It is widely held that Japanese and U.S. Americans differ in prominent aspects of their psychological make-ups, and that experiences of early life may be responsible for certain social and intellectual distinctions between members of these two cultures. To compare and contrast activities and interactions of Japanese and American mothers and their 5-month-old infants, 48 mother-infant dyads, half in Tokyo and half in New York City, were observed in the natural setting of their homes. This report examines mothers visual and verbal stimulation of infants and infants visual and tactual exploration and vocalisation from a macroanalytic viewpoint. First, similarities and differences among Japanese and American infants and mothers on these activities are assessed. Next, covariation among infants activities and among mothers activities within each culture is evaluated, and resultant patterns of covariation between the two cultures are compared. Finally, correspondence between mothers and infants activities in each culture is analysed, and patterns of interactions between the two cultures are compared. Two issues are discussed. First considered are the identification and description of activities, interactions, and developmental processes that are similar and different in these two cultures, and second considered are cross-cultural tests of developmental issues related to covariation and correspondence of activity in mother-infant dyads.

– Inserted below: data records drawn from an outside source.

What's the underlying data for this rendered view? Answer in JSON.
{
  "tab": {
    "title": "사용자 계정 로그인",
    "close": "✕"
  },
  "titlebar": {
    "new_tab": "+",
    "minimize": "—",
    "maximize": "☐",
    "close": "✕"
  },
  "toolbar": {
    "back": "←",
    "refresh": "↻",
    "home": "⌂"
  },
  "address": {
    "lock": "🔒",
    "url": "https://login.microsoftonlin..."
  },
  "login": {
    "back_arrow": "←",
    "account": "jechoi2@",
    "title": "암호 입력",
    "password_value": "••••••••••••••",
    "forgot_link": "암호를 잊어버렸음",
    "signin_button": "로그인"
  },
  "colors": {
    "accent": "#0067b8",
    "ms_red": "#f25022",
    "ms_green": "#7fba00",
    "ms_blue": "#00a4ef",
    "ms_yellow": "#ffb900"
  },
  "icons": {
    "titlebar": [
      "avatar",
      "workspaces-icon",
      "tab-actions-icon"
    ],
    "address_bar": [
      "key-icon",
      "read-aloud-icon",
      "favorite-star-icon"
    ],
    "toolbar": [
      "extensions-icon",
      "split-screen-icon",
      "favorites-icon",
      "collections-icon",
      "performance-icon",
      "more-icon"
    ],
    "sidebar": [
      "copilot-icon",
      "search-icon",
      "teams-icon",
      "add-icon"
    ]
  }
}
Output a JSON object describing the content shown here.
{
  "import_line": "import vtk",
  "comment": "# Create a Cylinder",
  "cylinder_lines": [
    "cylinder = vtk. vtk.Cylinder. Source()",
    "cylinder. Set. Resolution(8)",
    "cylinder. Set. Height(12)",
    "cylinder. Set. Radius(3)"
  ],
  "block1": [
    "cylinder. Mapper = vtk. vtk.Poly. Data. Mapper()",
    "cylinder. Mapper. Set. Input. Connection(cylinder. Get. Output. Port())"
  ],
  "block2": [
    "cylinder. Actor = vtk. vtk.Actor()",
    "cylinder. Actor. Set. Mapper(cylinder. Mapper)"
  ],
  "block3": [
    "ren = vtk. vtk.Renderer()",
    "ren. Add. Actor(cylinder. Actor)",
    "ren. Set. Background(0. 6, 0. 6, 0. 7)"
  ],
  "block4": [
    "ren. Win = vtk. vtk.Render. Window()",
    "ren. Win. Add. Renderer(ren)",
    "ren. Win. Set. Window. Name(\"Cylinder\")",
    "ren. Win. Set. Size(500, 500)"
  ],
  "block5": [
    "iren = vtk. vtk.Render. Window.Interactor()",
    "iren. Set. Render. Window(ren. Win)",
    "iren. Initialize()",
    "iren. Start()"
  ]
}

ASJC Scopus subject areas
- Social Psychology
- Developmental and Educational Psychology
- Social Sciences (miscellaneous)
- Developmental Neuroscience
- Life-span and Life-course Studies